_YOUR INSTRUCTIONS_
Show all lines of the listing that contain the word "subtitle".
(PROVIDED MATERIAL begins)
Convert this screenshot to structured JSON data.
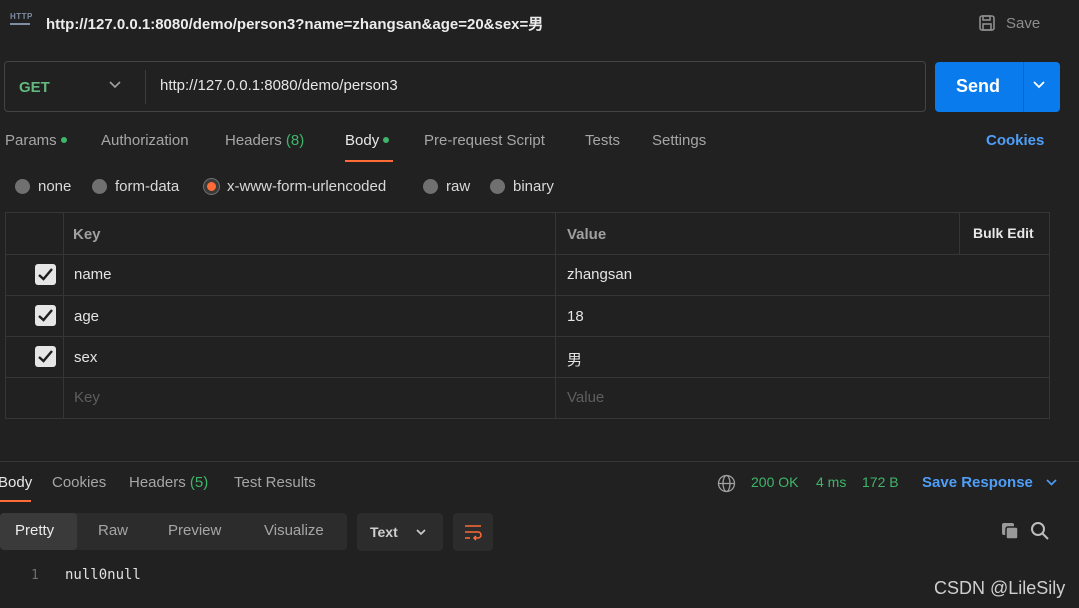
{
  "request": {
    "tab_title": "http://127.0.0.1:8080/demo/person3?name=zhangsan&age=20&sex=男",
    "save_label": "Save",
    "method": "GET",
    "url": "http://127.0.0.1:8080/demo/person3",
    "send_label": "Send"
  },
  "request_tabs": {
    "params": "Params",
    "authorization": "Authorization",
    "headers": "Headers",
    "headers_count": "(8)",
    "body": "Body",
    "prerequest": "Pre-request Script",
    "tests": "Tests",
    "settings": "Settings",
    "cookies": "Cookies"
  },
  "body_types": {
    "none": "none",
    "form_data": "form-data",
    "urlencoded": "x-www-form-urlencoded",
    "raw": "raw",
    "binary": "binary",
    "selected": "x-www-form-urlencoded"
  },
  "table": {
    "key_header": "Key",
    "value_header": "Value",
    "bulk_edit": "Bulk Edit",
    "rows": [
      {
        "key": "name",
        "value": "zhangsan",
        "checked": true
      },
      {
        "key": "age",
        "value": "18",
        "checked": true
      },
      {
        "key": "sex",
        "value": "男",
        "checked": true
      }
    ],
    "key_placeholder": "Key",
    "value_placeholder": "Value"
  },
  "response": {
    "tabs": {
      "body": "Body",
      "cookies": "Cookies",
      "headers": "Headers",
      "headers_count": "(5)",
      "test_results": "Test Results"
    },
    "status": "200 OK",
    "time": "4 ms",
    "size": "172 B",
    "save_response": "Save Response",
    "views": {
      "pretty": "Pretty",
      "raw": "Raw",
      "preview": "Preview",
      "visualize": "Visualize"
    },
    "format": "Text",
    "line_number": "1",
    "content": "null0null"
  },
  "watermark": "CSDN @LileSily",
  "colors": {
    "accent": "#ff6c37",
    "send": "#097bed",
    "link": "#4f9ef8",
    "success": "#3fb56a",
    "method_get": "#62b87d"
  }
}
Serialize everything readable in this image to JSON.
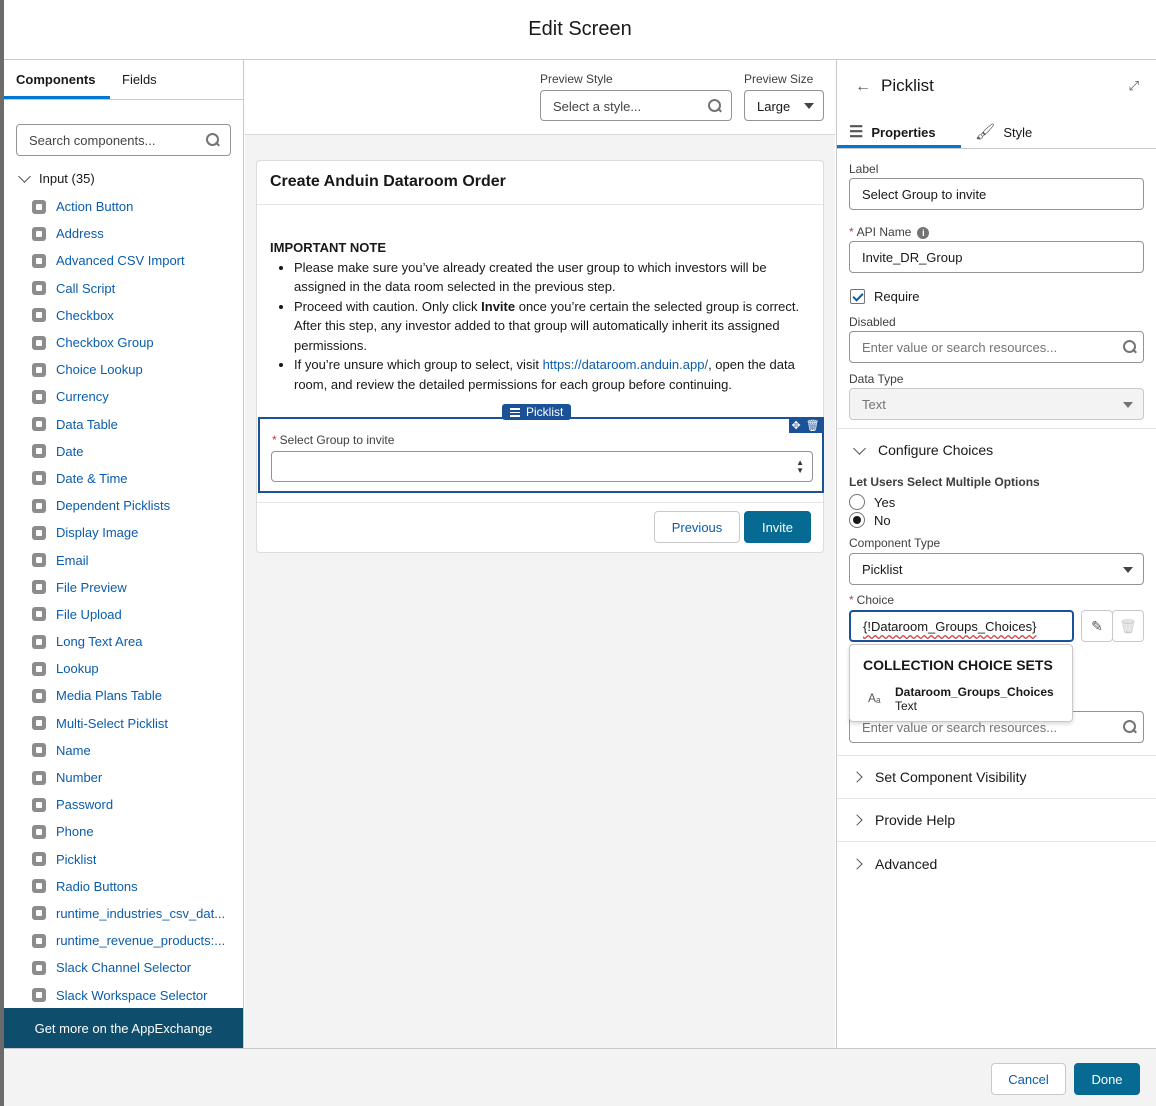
{
  "header": {
    "title": "Edit Screen"
  },
  "left": {
    "tabs": [
      "Components",
      "Fields"
    ],
    "search_placeholder": "Search components...",
    "group_label": "Input (35)",
    "components": [
      "Action Button",
      "Address",
      "Advanced CSV Import",
      "Call Script",
      "Checkbox",
      "Checkbox Group",
      "Choice Lookup",
      "Currency",
      "Data Table",
      "Date",
      "Date & Time",
      "Dependent Picklists",
      "Display Image",
      "Email",
      "File Preview",
      "File Upload",
      "Long Text Area",
      "Lookup",
      "Media Plans Table",
      "Multi-Select Picklist",
      "Name",
      "Number",
      "Password",
      "Phone",
      "Picklist",
      "Radio Buttons",
      "runtime_industries_csv_dat...",
      "runtime_revenue_products:...",
      "Slack Channel Selector",
      "Slack Workspace Selector"
    ],
    "appexchange": "Get more on the AppExchange"
  },
  "center": {
    "preview_style_label": "Preview Style",
    "preview_style_placeholder": "Select a style...",
    "preview_size_label": "Preview Size",
    "preview_size_value": "Large",
    "card_title": "Create Anduin Dataroom Order",
    "note_heading": "IMPORTANT NOTE",
    "bullet1": "Please make sure you’ve already created the user group to which investors will be assigned in the data room selected in the previous step.",
    "bullet2_a": "Proceed with caution. Only click ",
    "bullet2_b": "Invite",
    "bullet2_c": " once you’re certain the selected group is correct. After this step, any investor added to that group will automatically inherit its assigned permissions.",
    "bullet3_a": "If you’re unsure which group to select, visit ",
    "bullet3_link": "https://dataroom.anduin.app/",
    "bullet3_c": ", open the data room, and review the detailed permissions for each group before continuing.",
    "picklist_tag": "Picklist",
    "field_label": "Select Group to invite",
    "previous": "Previous",
    "invite": "Invite"
  },
  "right": {
    "title": "Picklist",
    "tabs": [
      "Properties",
      "Style"
    ],
    "label_label": "Label",
    "label_value": "Select Group to invite",
    "api_label": "API Name",
    "api_value": "Invite_DR_Group",
    "require": "Require",
    "disabled_label": "Disabled",
    "resource_placeholder": "Enter value or search resources...",
    "datatype_label": "Data Type",
    "datatype_value": "Text",
    "configure": "Configure Choices",
    "multi_label": "Let Users Select Multiple Options",
    "yes": "Yes",
    "no": "No",
    "comptype_label": "Component Type",
    "comptype_value": "Picklist",
    "choice_label": "Choice",
    "choice_value": "{!Dataroom_Groups_Choices}",
    "dropdown_heading": "COLLECTION CHOICE SETS",
    "dropdown_item": "Dataroom_Groups_Choices",
    "dropdown_item_type": "Text",
    "visibility": "Set Component Visibility",
    "help": "Provide Help",
    "advanced": "Advanced"
  },
  "footer": {
    "cancel": "Cancel",
    "done": "Done"
  },
  "colors": {
    "brand": "#066a93",
    "link": "#0b5cab",
    "selected_border": "#1b5297",
    "appexchange_bg": "#0f4d6c"
  }
}
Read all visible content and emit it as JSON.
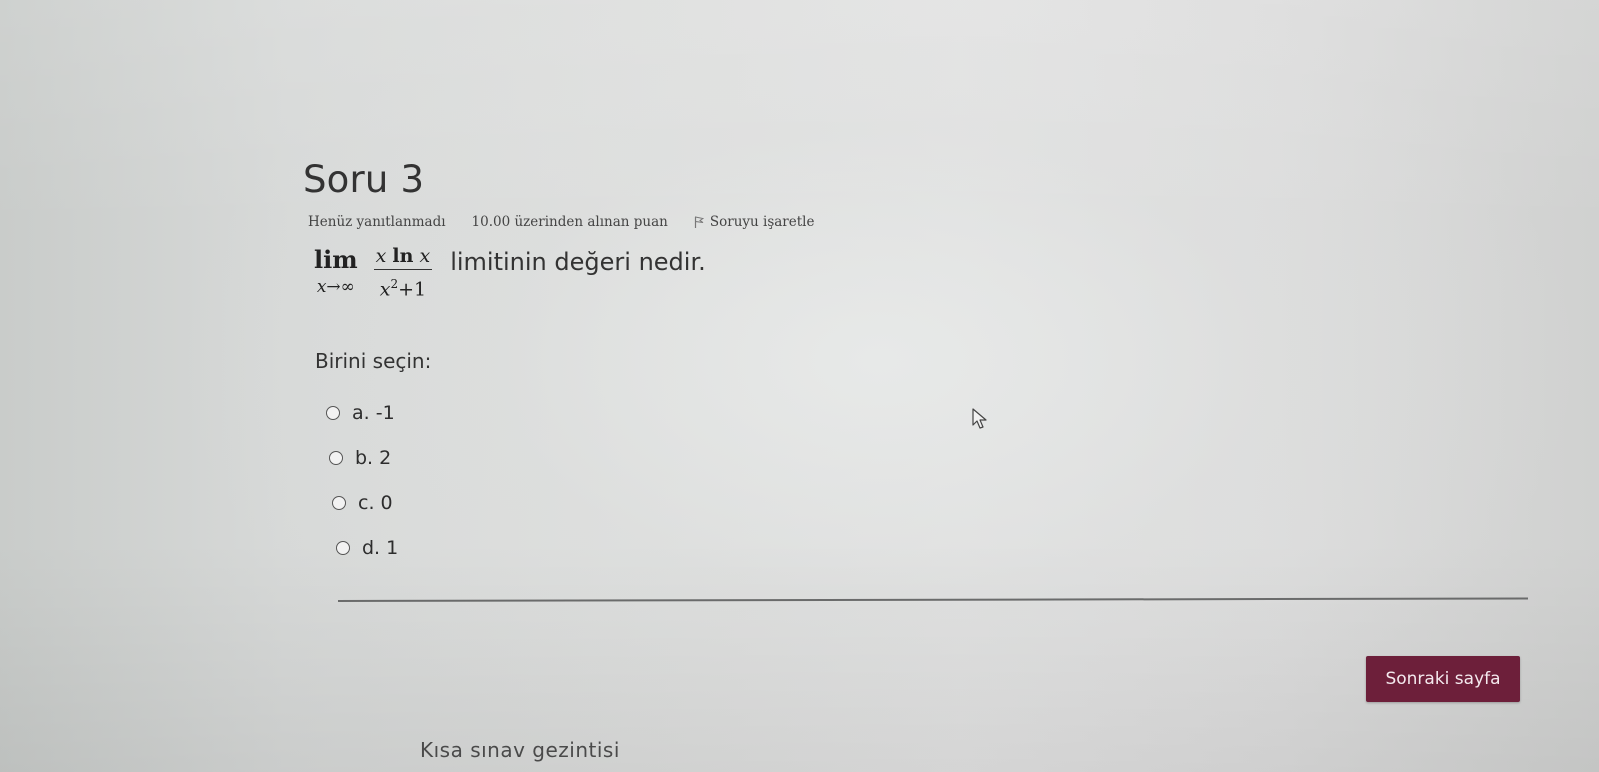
{
  "question": {
    "title": "Soru 3",
    "status": "Henüz yanıtlanmadı",
    "points": "10.00 üzerinden alınan puan",
    "flag_label": "Soruyu işaretle",
    "math": {
      "lim_word": "lim",
      "lim_sub": "x→∞",
      "numerator_x": "x",
      "numerator_ln": "ln",
      "numerator_x2": "x",
      "denominator_x": "x",
      "denominator_exp": "2",
      "denominator_rest": "+1"
    },
    "text_suffix": "limitinin değeri nedir.",
    "prompt": "Birini seçin:",
    "options": [
      {
        "label": "a. -1"
      },
      {
        "label": "b. 2"
      },
      {
        "label": "c. 0"
      },
      {
        "label": "d. 1"
      }
    ]
  },
  "footer": {
    "next_label": "Sonraki sayfa",
    "quiz_nav_label": "Kısa sınav gezintisi"
  },
  "colors": {
    "next_button_bg": "#6d1f3a",
    "divider": "#6a6b6b"
  },
  "icons": {
    "flag": "flag-icon",
    "radio": "radio-icon",
    "cursor": "mouse-pointer-icon"
  }
}
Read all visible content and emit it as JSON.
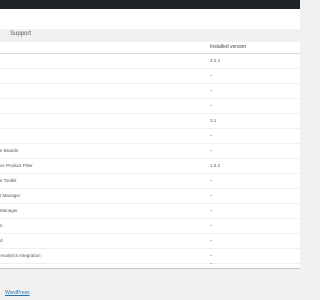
{
  "tabs": [
    "Support"
  ],
  "table": {
    "header_version": "Installed version",
    "rows": [
      {
        "name": "",
        "version": "3.2.4"
      },
      {
        "name": "",
        "version": "–"
      },
      {
        "name": "",
        "version": "–"
      },
      {
        "name": "",
        "version": "–"
      },
      {
        "name": "",
        "version": "3.1"
      },
      {
        "name": "",
        "version": "–"
      },
      {
        "name": "e Brands",
        "version": "–"
      },
      {
        "name": "ce Product Filter",
        "version": "1.0.2"
      },
      {
        "name": "e Toolkit",
        "version": "–"
      },
      {
        "name": "t Manager",
        "version": "–"
      },
      {
        "name": "Manager",
        "version": "–"
      },
      {
        "name": "n",
        "version": "–"
      },
      {
        "name": "d",
        "version": "–"
      },
      {
        "name": "Analytics Integration",
        "version": "–"
      },
      {
        "name": "",
        "version": "–"
      }
    ]
  },
  "footer": {
    "link": "WordPress"
  }
}
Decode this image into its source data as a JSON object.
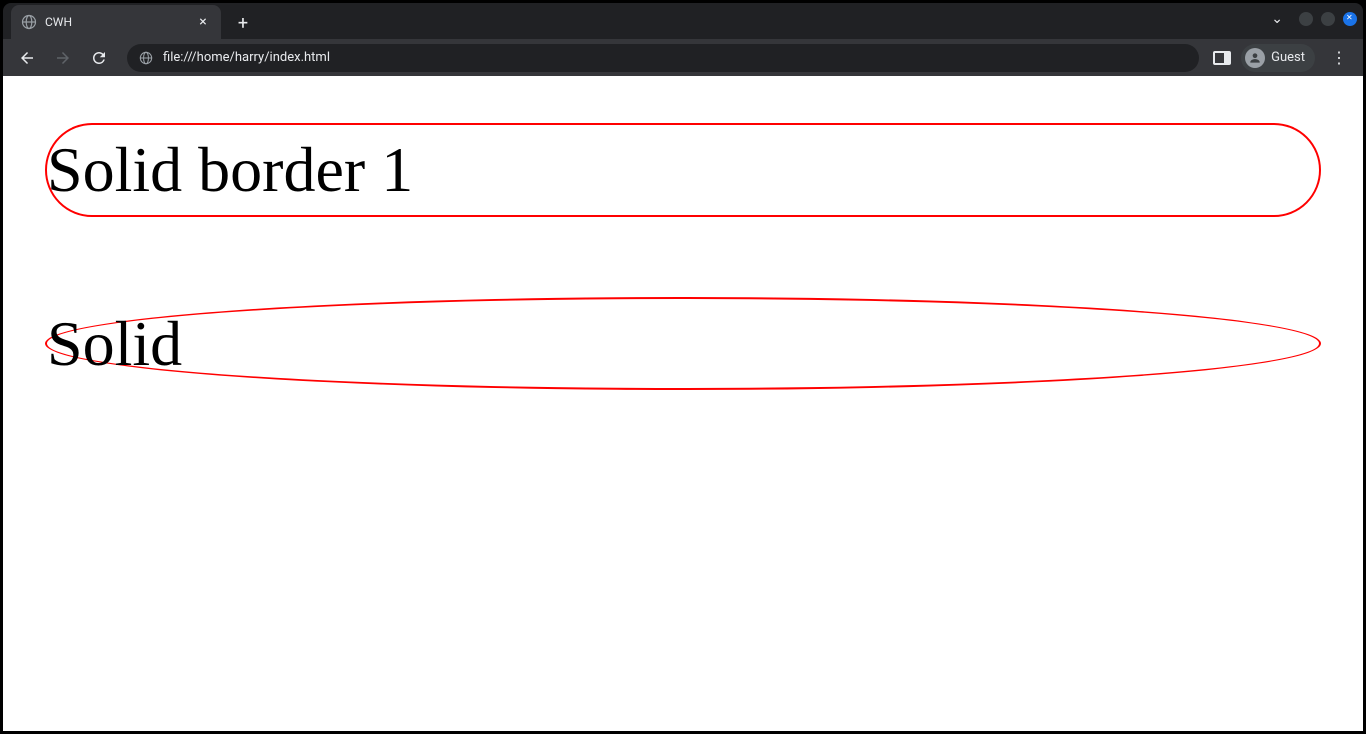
{
  "browser": {
    "tab": {
      "title": "CWH"
    },
    "address": {
      "url": "file:///home/harry/index.html"
    },
    "guest_label": "Guest"
  },
  "page": {
    "paragraph1": "Solid border 1",
    "paragraph2": "Solid"
  }
}
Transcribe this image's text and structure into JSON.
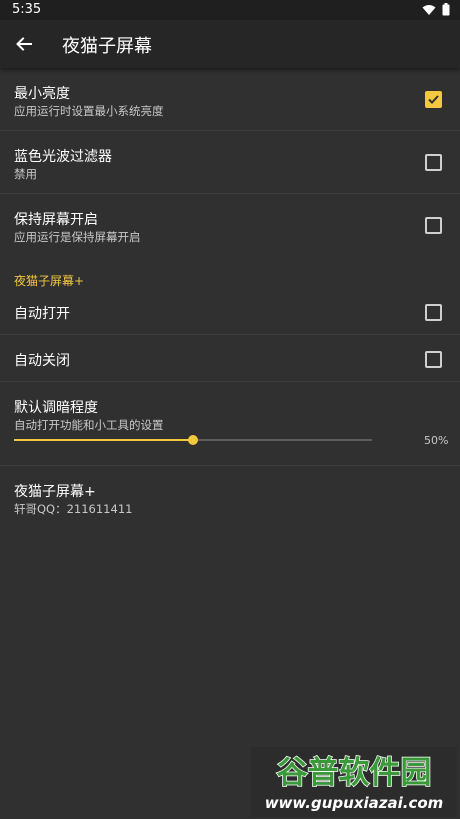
{
  "status_bar": {
    "time": "5:35"
  },
  "app_bar": {
    "title": "夜猫子屏幕"
  },
  "settings": [
    {
      "title": "最小亮度",
      "subtitle": "应用运行时设置最小系统亮度",
      "checked": true
    },
    {
      "title": "蓝色光波过滤器",
      "subtitle": "禁用",
      "checked": false
    },
    {
      "title": "保持屏幕开启",
      "subtitle": "应用运行是保持屏幕开启",
      "checked": false
    }
  ],
  "section_header": "夜猫子屏幕+",
  "auto_settings": [
    {
      "title": "自动打开",
      "checked": false
    },
    {
      "title": "自动关闭",
      "checked": false
    }
  ],
  "dim_level": {
    "title": "默认调暗程度",
    "subtitle": "自动打开功能和小工具的设置",
    "value_label": "50%",
    "value": 0.5
  },
  "about": {
    "title": "夜猫子屏幕+",
    "subtitle": "轩哥QQ：211611411"
  },
  "watermark": {
    "brand": "谷普软件园",
    "url": "www.gupuxiazai.com"
  },
  "colors": {
    "accent": "#f3c83f",
    "background": "#303030",
    "app_bar": "#262626"
  }
}
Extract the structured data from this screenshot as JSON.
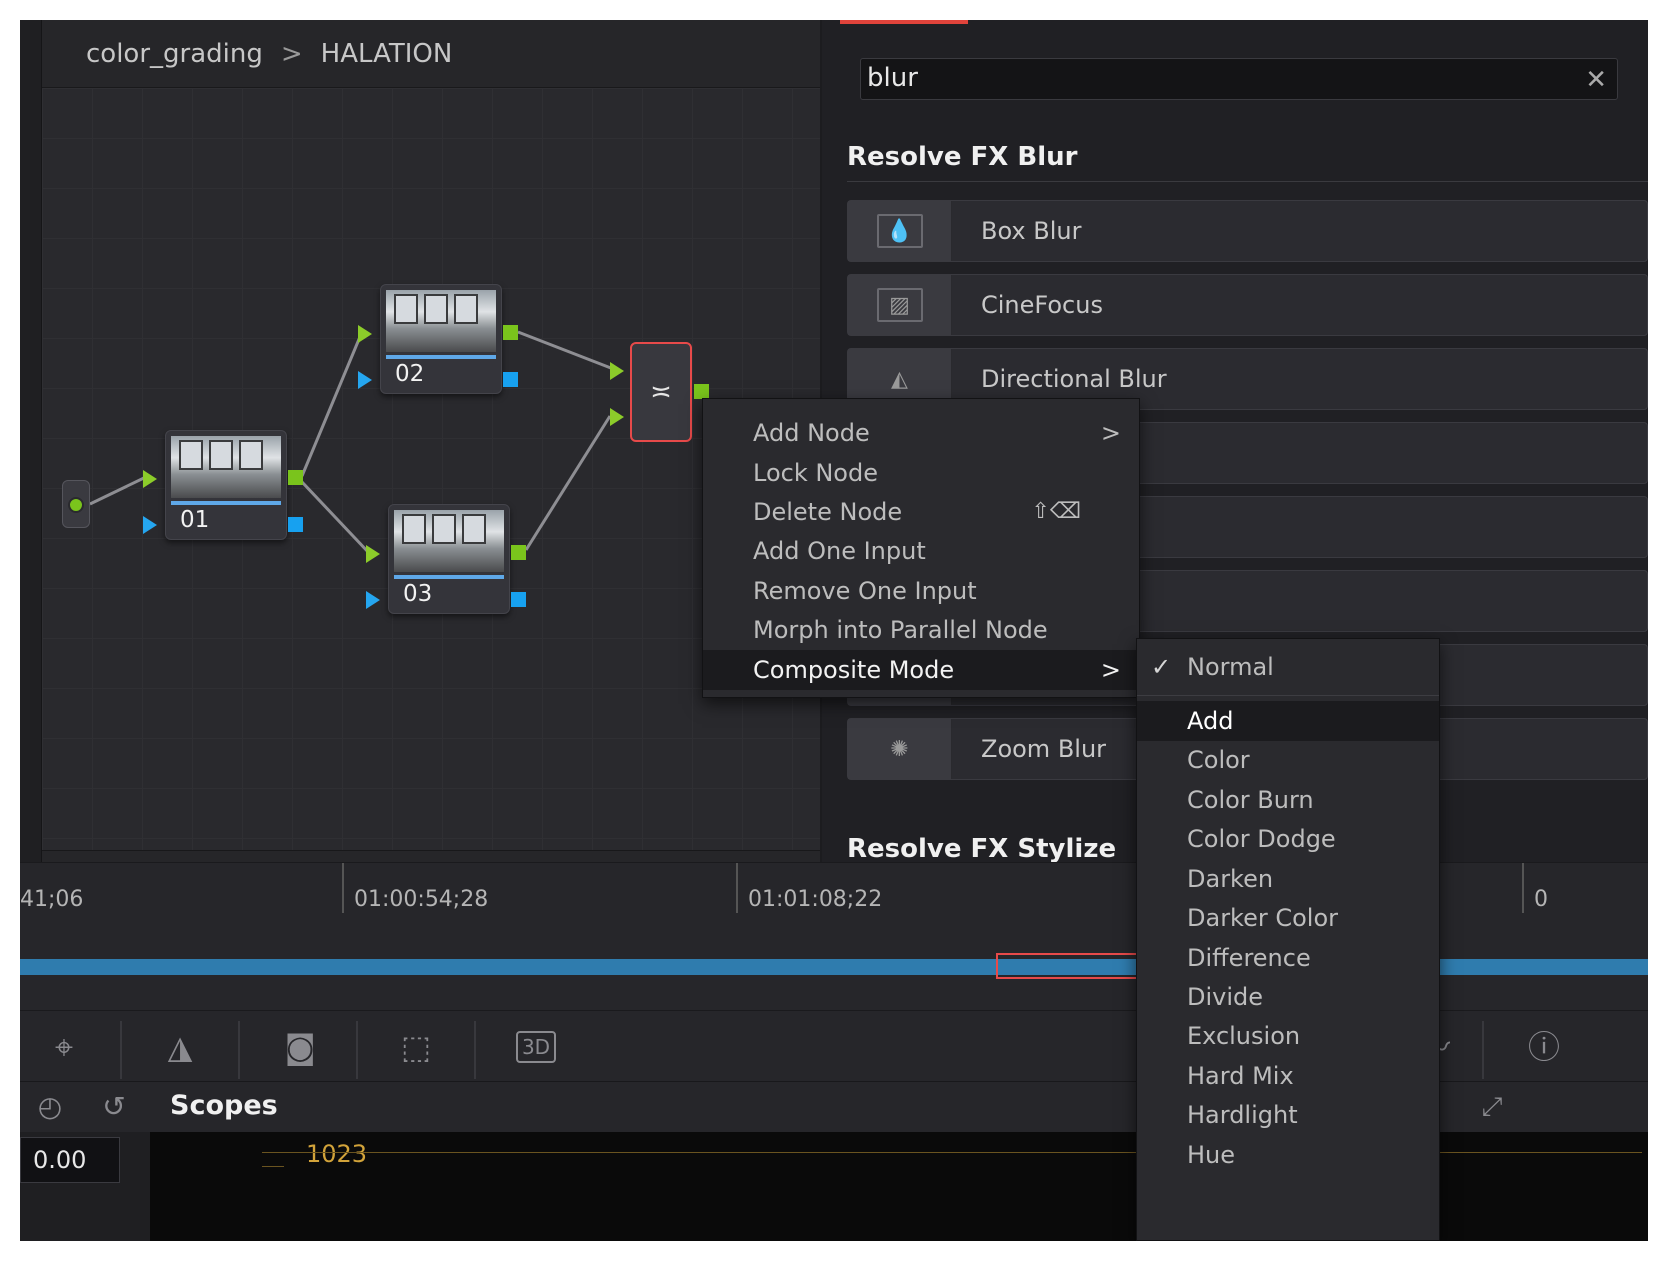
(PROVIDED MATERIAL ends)
_OUTPUT FOR THIS EXERCISE_
      "subtitle": "应用运行时设置最小系统亮度",
      "subtitle": "禁用",
      "subtitle": "应用运行是保持屏幕开启",
    "subtitle": "自动打开功能和小工具的设置",
    "subtitle": "轩哥QQ：211611411"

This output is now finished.